In 2011 South Africa banned the import of incandescent lights, and the aim is to phase them out completely in 2016. Eventually South Africans are going to have to choose between CFLs (compact fluorescents), halogens and of course, LED. Unfortunately the switch towards a more efficient light bulb is harder than the government anticipated. This is mainly because conventional incandescent bulbs have been serving the South African public for so long. They are relatively inexpensive, they are bright, they have predictable dimming capabilities and they come with a warm glow.

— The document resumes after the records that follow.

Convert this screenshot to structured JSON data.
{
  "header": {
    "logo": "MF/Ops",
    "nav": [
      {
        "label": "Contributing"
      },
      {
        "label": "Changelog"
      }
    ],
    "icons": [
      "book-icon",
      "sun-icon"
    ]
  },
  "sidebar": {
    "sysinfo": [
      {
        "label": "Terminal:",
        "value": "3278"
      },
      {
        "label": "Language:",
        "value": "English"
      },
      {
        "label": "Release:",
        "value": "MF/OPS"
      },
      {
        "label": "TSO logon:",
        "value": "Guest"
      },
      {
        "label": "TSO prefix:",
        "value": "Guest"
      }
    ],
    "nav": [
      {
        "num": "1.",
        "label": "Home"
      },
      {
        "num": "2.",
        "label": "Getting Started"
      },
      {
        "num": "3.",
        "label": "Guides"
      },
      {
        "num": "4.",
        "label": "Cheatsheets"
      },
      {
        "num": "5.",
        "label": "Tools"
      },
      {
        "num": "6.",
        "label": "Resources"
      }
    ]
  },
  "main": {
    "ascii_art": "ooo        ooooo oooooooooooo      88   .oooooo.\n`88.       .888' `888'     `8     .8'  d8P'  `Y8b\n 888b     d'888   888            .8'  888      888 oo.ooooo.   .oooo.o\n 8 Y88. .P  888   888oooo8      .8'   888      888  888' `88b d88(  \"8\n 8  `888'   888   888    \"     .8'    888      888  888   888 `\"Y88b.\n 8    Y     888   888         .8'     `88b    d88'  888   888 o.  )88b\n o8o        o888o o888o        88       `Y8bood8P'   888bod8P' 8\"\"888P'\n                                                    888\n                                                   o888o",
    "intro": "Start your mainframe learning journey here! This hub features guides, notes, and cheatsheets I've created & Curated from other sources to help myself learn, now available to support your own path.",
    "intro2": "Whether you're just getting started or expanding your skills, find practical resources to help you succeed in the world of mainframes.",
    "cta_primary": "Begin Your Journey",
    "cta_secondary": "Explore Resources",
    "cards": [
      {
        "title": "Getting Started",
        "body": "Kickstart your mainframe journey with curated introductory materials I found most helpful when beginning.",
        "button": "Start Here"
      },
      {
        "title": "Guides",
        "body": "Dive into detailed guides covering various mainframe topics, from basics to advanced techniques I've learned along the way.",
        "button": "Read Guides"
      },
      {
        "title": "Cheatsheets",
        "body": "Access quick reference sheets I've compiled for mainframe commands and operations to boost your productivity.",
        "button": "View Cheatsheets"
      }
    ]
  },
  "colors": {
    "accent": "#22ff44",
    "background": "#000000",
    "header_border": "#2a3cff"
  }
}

Apart from the obvious factors mentioned above, people tend to cringe when they see the price tags associated with LED bulbs. When they first entered the market they easily reached up to R400 per bulb, although the high demand has brought it down to a more affordable R80 – R160 range. However, the decrease in price still can’t be compared to a R15 incandescent, so where exactly is the consumer going to score? More importantly, is it worth making the switch?
For the most part people tend to by halogen if not incandescent bulbs, because they are very similar in shape, brightness and price. In fact, people buy them without really noticing. On the flip-side, halogens are only about 25% more efficient than incandescent bulbs, which isn’t much. As for CFLs, they come with several flaws and it’s not surprising that they are constantly losing space in the market. They’ve been the most unpopular choice for quite some time now.
This leaves LED bulbs as the only alternative worth discussing. Even though the initial R100 price tag is enough to deter consumers from buying, it’s important to gain a long-term perspective. For starters, the average efficiency of an LED bulb is 78 lm/W (lumens per Watt), while incandescent bulbs average at around 13 lm/W. This alone is quite a difference, but the big differences don’t stop there. LED bulbs use one sixth the energy and it can last up to twenty five times longer. All of a sudden the initial cost of the LED bulb doesn’t sound very expensive, considering it will have a positive effect on your electricity bill every month.
But what exactly keeps people from buying LED bulbs except for the price? The hesitation is rooted in the warmth and color of the light, along with it’s dimming capabilities. Given that not all LEDs can be used for dimming purposes, you will find a big range of LEDs that do. You’ll also be happy to know that high quality LEDs come relatively close to creating the same warm white light as conventional bulbs.
So, to answer the question of whether LEDs really help you save? Yes they do. It might be difficult to cough up the price at first, but it’s going to save you loads of money in the long run.